Another research area of interest is how to verify the correctness of state-of-the-art algorithms for combinatorial optimization. Such algorithms are often highly complex, and even mature commercial solvers are known to sometimes produce wrong results. We want to redesign state-of-the-art combinatorial solvers to make them certifying, i.e., so that they output not only a solution but also a simple, machine-verifiable proof that the claimed solution is correct and complete—this is also known as proof logging. Importantly, such machine-verifiable proofs should be very easy to generate and should require low overhead on the solver side, but should at the same time be very easy to check efficiently, and should provide 100% formal guarantees of correctness.

This is a four-year full-time employed position, but PhD positions usually (though not necessarily) include 20% teaching, in which case they are prolonged for one more year. The starting date is negotiable but should ideally be as early as possible during the autumn of 2021. The position is fully funded and comes with a competitive salary.


To be eligible to apply for this position, applicants need to have or be close to obtaining either an MSc degree or a 4-year BSc degree. A suitable background is, for instance, a degree in computer science, mathematics, electrical engineering, or possibly technical physics with a theoretical specialization.

The successful candidate is expected to have a strong background and passionate interest in computer science and mathematics. Problem solving skills and creativity are a must.

Applicants need to be be strongly motivated for doctoral studies; should possess the ability to work independently and perform critical analysis, and are also required to have good cooperative and communicative abilities.

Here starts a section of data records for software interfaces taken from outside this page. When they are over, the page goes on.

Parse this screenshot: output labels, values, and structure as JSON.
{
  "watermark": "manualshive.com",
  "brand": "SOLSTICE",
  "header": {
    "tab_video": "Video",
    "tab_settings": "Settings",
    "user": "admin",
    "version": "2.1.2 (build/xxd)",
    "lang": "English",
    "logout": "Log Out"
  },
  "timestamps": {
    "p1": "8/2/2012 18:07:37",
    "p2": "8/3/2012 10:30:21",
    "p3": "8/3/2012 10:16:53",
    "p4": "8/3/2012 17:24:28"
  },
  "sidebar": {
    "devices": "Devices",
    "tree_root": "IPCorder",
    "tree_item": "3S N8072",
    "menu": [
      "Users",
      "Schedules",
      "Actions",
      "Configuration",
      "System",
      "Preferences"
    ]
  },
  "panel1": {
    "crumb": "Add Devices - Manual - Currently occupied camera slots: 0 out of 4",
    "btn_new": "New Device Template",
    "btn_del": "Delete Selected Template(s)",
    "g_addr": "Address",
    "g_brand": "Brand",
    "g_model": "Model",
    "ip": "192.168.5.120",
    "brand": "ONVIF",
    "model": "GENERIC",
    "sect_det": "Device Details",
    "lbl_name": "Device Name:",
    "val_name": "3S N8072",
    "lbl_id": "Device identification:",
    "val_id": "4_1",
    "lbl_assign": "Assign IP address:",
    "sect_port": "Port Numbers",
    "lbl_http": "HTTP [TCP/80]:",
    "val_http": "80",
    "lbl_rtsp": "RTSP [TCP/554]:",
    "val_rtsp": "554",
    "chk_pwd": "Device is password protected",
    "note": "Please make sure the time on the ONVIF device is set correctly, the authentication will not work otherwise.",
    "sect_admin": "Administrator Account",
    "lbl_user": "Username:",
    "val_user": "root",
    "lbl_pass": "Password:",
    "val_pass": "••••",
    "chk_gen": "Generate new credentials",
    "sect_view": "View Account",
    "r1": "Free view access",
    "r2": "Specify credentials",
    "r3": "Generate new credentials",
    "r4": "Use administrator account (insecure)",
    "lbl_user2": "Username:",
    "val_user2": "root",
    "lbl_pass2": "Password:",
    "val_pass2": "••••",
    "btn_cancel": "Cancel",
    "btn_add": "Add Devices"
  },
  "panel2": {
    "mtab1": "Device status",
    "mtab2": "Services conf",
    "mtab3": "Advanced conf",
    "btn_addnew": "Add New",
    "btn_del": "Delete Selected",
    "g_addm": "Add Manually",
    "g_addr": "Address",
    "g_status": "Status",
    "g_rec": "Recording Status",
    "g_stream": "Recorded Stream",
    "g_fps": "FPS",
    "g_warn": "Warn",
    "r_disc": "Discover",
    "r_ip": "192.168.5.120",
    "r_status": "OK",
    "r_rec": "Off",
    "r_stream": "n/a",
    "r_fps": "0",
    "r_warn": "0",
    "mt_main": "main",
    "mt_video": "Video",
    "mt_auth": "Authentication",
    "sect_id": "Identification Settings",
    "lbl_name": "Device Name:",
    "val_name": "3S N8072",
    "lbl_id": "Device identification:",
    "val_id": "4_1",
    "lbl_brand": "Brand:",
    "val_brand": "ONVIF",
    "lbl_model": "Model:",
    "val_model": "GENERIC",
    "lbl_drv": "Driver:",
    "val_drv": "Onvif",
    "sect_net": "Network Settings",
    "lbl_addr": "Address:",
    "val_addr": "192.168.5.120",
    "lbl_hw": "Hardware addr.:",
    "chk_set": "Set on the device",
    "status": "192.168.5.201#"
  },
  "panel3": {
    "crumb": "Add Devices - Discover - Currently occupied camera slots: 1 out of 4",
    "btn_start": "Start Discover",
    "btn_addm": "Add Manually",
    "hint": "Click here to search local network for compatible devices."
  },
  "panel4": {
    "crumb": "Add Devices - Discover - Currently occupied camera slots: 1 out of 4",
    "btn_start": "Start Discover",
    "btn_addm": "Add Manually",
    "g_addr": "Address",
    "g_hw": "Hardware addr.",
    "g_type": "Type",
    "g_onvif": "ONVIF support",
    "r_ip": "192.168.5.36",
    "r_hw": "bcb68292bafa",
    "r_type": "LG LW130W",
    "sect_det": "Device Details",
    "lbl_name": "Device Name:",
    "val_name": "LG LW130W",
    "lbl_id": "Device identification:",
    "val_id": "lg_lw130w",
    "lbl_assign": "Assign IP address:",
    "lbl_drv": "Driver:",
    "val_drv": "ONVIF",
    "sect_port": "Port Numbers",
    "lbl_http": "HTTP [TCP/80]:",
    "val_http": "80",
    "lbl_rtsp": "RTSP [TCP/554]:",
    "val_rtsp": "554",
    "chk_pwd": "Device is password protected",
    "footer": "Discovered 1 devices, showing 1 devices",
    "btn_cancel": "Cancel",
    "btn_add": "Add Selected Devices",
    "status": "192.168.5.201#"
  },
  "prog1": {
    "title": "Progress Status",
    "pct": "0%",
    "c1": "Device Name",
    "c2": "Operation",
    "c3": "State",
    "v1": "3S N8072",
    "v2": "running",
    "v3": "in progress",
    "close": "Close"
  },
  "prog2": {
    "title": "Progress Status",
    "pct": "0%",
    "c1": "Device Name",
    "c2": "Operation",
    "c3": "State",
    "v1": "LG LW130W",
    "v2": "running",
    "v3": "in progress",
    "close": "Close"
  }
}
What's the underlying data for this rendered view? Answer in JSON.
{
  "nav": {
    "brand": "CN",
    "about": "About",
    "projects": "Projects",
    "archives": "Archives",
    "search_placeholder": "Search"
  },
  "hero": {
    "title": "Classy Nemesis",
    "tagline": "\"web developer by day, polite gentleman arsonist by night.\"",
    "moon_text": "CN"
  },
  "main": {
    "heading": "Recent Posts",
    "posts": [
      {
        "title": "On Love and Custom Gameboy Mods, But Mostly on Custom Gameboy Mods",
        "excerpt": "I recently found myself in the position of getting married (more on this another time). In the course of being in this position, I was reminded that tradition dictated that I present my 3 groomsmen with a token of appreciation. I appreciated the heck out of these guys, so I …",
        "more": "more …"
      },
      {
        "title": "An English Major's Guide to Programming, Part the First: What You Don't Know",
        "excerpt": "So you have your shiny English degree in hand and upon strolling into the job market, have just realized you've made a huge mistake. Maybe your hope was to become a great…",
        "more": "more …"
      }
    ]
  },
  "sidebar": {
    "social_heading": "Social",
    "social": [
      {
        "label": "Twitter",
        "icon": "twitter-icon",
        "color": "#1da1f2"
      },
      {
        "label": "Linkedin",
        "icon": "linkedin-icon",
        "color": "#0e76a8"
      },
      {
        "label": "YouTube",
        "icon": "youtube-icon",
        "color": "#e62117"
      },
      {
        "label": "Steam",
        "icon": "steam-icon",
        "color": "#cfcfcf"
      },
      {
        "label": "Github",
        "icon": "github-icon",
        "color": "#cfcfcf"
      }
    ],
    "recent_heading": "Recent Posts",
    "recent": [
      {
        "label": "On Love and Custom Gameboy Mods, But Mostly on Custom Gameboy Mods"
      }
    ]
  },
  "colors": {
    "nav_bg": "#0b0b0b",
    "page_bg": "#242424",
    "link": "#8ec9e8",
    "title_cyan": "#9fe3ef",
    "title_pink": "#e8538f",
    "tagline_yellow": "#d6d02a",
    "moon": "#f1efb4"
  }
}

A good command of English in writing and speaking is needed to be able to participate in international collaborations and to publish and present research results in international conferences and journals.

The working language of the group is English, and knowledge of English is also fully sufficient to navigate every-day life in general. It might also be worth mentioning that Scandinavian countries routinely score at the absolute top in rankings of quality of life such as, e.g., the OECD Better Life Index.


Lund University was founded in 1666 and is repeatedly ranked among the top 100 universities in the world. Lund Technical College (LTH) forms the Faculty of Engineering at Lund University, where research of the highest international standard is conducted.

The Department of Computer Science at LTH is a partner in the Wallenberg AI, Autonomous Systems and Software Program (WASP), the largest individual research program in Swedish history, and also in the ELLIIT Excellence Centre focused on basic and applied research in information technologies broadly construed. Furthermore, there are extensive collaborations with the University of Copenhagen, the IT University of Copenhagen (ITU), and the Technical University of Denmark (DTU) on the other side of the Öresund Bridge.


The application deadline is July 5, 2021 at midnight local time.

Applications must be submitted via the Lund University recruitment system. Please see the official advertisement at for more details including a link to the application form.

The application should include the following documents:

  1. Curriculum vitae.
  2. University grade transcripts.
  3. Brief statement as to why the applicant wishes to conduct doctoral studies, including a description of the applicant's qualifications and interests.
  4. Diploma and transcripts of records (BSc and MSc).
  5. If applicable, copies of the applicant's MSc thesis (or possibly BSc thesis) and any research publications.
  6. Names and addresses for three references who might be contacted for reference letters later in the recruitment process.
Please observe that all the documents above should be in English (or for official documents possibly in Swedish).

Lund University welcomes applicants with diverse backgrounds and experiences. We regard gender equality and diversity as a strength and an asset.

Further Information and Contact Details

Further information about the Department of Computer Science can be found at

Inquiries about the position can be made to Jakob Nordström at

Published by: Jakob Nordström <jakobn~at-sign~kth~dot~se>
Updated 2021-07-28